Copy, from the material below, each line where "Sections" shows up.
■ ■ ■ ■ ■
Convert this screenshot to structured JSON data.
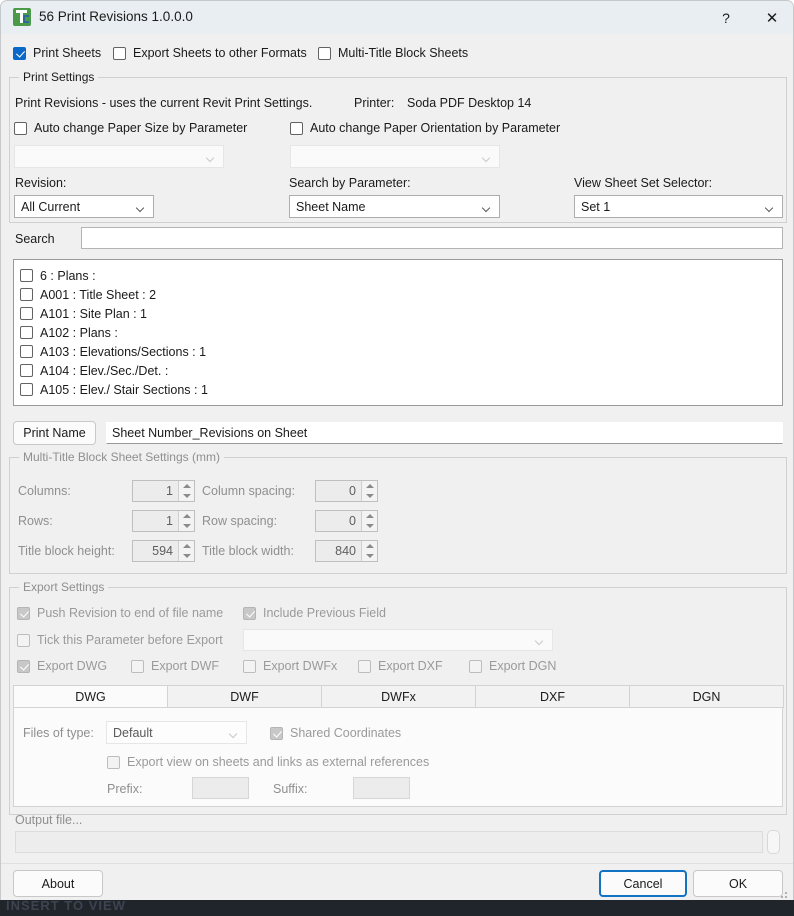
{
  "window": {
    "title": "56 Print Revisions 1.0.0.0",
    "icon": "app-icon",
    "help_label": "?",
    "close_label": "✕",
    "accent_color": "#0a69c8",
    "background_color": "#f0f0f0",
    "titlebar_color": "#e8eef1"
  },
  "top_options": [
    {
      "label": "Print Sheets",
      "checked": true,
      "enabled": true
    },
    {
      "label": "Export Sheets to other Formats",
      "checked": false,
      "enabled": true
    },
    {
      "label": "Multi-Title Block Sheets",
      "checked": false,
      "enabled": true
    }
  ],
  "print_settings": {
    "group_title": "Print Settings",
    "description": "Print Revisions - uses the current Revit Print Settings.",
    "printer_label": "Printer:",
    "printer_value": "Soda PDF Desktop 14",
    "auto_paper_size": {
      "label": "Auto change Paper Size by Parameter",
      "checked": false
    },
    "auto_paper_orientation": {
      "label": "Auto change Paper Orientation by Parameter",
      "checked": false
    },
    "paper_size_combo": {
      "value": "",
      "enabled": false
    },
    "paper_orientation_combo": {
      "value": "",
      "enabled": false
    },
    "revision": {
      "label": "Revision:",
      "value": "All Current"
    },
    "search_by_parameter": {
      "label": "Search by Parameter:",
      "value": "Sheet Name"
    },
    "view_sheet_set_selector": {
      "label": "View Sheet Set Selector:",
      "value": "Set 1"
    },
    "search": {
      "label": "Search",
      "value": "",
      "placeholder": ""
    }
  },
  "sheet_list": [
    {
      "label": "6 : Plans :",
      "checked": false
    },
    {
      "label": "A001 : Title Sheet : 2",
      "checked": false
    },
    {
      "label": "A101 : Site Plan : 1",
      "checked": false
    },
    {
      "label": "A102 : Plans :",
      "checked": false
    },
    {
      "label": "A103 : Elevations/Sections : 1",
      "checked": false
    },
    {
      "label": "A104 : Elev./Sec./Det. :",
      "checked": false
    },
    {
      "label": "A105 : Elev./ Stair Sections : 1",
      "checked": false
    }
  ],
  "print_name": {
    "button_label": "Print Name",
    "value": "Sheet Number_Revisions on Sheet"
  },
  "multi_title_block": {
    "group_title": "Multi-Title Block Sheet Settings (mm)",
    "columns": {
      "label": "Columns:",
      "value": "1"
    },
    "column_spacing": {
      "label": "Column spacing:",
      "value": "0"
    },
    "rows": {
      "label": "Rows:",
      "value": "1"
    },
    "row_spacing": {
      "label": "Row spacing:",
      "value": "0"
    },
    "title_block_height": {
      "label": "Title block height:",
      "value": "594"
    },
    "title_block_width": {
      "label": "Title block width:",
      "value": "840"
    }
  },
  "export_settings": {
    "group_title": "Export Settings",
    "push_revision": {
      "label": "Push Revision to end of file name",
      "checked": true,
      "enabled": false
    },
    "include_previous_field": {
      "label": "Include Previous Field",
      "checked": true,
      "enabled": false
    },
    "tick_parameter": {
      "label": "Tick this Parameter before Export",
      "checked": false,
      "enabled": false
    },
    "parameter_combo": {
      "value": "",
      "enabled": false
    },
    "formats": [
      {
        "label": "Export DWG",
        "checked": true,
        "enabled": false
      },
      {
        "label": "Export DWF",
        "checked": false,
        "enabled": false
      },
      {
        "label": "Export DWFx",
        "checked": false,
        "enabled": false
      },
      {
        "label": "Export DXF",
        "checked": false,
        "enabled": false
      },
      {
        "label": "Export DGN",
        "checked": false,
        "enabled": false
      }
    ],
    "tabs": [
      {
        "label": "DWG",
        "active": true
      },
      {
        "label": "DWF",
        "active": false
      },
      {
        "label": "DWFx",
        "active": false
      },
      {
        "label": "DXF",
        "active": false
      },
      {
        "label": "DGN",
        "active": false
      }
    ],
    "dwg_panel": {
      "files_of_type_label": "Files of type:",
      "files_of_type_value": "Default",
      "shared_coordinates": {
        "label": "Shared Coordinates",
        "checked": true,
        "enabled": false
      },
      "export_views": {
        "label": "Export view on sheets and links as external references",
        "checked": false,
        "enabled": false
      },
      "prefix_label": "Prefix:",
      "prefix_value": "",
      "suffix_label": "Suffix:",
      "suffix_value": ""
    }
  },
  "output": {
    "label": "Output file...",
    "value": "",
    "browse_label": ""
  },
  "footer": {
    "about_label": "About",
    "cancel_label": "Cancel",
    "ok_label": "OK"
  },
  "desktop": {
    "ghost_text": "INSERT TO VIEW"
  }
}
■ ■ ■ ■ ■
◆ Your solution ◆
      "label": "A103 : Elevations/Sections : 1",
      "label": "A105 : Elev./ Stair Sections : 1",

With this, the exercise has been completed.